╭─ Dataset records

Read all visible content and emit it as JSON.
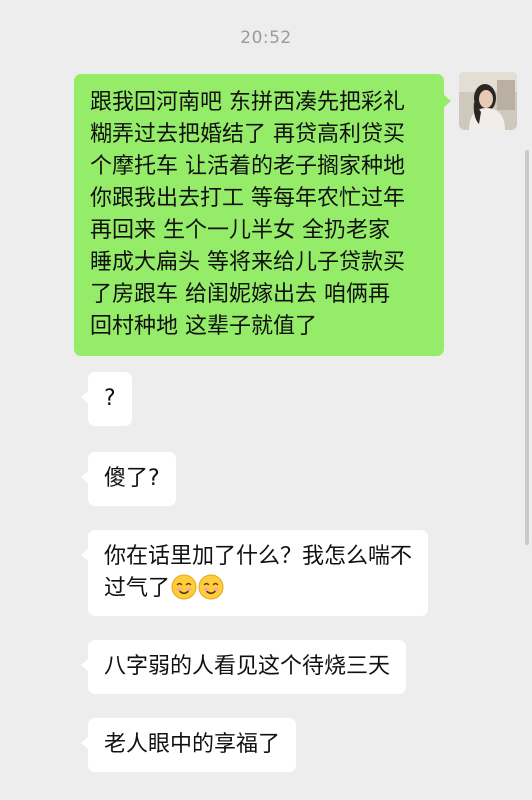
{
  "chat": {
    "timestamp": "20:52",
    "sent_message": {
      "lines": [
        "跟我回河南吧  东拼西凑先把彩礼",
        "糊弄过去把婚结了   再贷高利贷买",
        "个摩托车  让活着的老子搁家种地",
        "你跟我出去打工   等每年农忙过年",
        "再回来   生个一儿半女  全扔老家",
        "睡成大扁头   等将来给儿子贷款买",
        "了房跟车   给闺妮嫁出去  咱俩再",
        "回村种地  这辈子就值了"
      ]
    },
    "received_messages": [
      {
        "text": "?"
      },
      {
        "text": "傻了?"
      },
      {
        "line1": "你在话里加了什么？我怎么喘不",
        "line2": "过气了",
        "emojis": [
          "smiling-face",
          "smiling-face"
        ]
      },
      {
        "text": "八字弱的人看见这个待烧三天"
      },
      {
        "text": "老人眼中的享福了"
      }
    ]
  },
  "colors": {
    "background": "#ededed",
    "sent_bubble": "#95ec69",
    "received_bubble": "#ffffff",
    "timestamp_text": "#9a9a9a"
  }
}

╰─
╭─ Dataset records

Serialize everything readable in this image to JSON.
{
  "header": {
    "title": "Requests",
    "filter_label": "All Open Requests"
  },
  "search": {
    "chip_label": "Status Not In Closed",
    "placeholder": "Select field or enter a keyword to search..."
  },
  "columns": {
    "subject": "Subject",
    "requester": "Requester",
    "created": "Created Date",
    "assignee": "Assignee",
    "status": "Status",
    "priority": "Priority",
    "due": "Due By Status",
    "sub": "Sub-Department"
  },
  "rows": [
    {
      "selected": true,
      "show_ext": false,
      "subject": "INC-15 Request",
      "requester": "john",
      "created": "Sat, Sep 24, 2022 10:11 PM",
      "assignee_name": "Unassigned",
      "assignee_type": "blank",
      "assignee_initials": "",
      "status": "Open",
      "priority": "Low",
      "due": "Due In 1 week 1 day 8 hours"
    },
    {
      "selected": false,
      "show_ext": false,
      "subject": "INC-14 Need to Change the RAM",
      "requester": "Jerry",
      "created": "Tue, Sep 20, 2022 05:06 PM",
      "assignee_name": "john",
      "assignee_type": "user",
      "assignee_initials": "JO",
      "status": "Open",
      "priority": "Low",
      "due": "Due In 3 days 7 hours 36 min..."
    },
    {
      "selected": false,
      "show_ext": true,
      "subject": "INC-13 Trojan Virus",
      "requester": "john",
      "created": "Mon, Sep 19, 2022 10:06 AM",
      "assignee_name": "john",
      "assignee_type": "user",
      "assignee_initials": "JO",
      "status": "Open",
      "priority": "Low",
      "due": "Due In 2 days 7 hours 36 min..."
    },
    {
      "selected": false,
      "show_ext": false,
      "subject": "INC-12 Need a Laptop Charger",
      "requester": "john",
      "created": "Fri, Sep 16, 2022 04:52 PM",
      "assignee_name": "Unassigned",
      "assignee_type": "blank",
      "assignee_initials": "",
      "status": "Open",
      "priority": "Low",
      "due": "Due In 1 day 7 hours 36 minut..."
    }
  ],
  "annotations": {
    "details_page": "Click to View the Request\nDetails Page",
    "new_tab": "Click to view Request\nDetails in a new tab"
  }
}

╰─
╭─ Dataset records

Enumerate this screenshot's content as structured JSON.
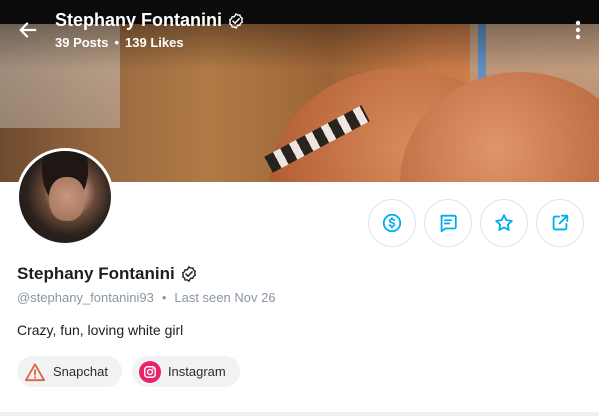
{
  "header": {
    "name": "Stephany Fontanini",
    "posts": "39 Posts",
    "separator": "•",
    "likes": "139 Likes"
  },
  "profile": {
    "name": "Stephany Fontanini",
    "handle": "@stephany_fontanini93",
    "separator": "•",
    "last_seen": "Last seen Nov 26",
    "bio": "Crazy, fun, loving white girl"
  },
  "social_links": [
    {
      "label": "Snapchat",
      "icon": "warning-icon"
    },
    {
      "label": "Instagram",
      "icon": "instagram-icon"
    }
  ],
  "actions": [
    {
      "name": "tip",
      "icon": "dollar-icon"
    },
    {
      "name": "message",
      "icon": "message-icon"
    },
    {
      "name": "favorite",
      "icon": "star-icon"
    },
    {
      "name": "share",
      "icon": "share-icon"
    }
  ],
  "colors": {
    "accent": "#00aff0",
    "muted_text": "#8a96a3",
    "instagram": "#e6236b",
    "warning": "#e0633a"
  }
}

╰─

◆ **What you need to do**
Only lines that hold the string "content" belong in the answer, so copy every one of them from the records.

◆ **Result of the task**
Read all visible content and emit it as JSON.
Enumerate this screenshot's content as structured JSON.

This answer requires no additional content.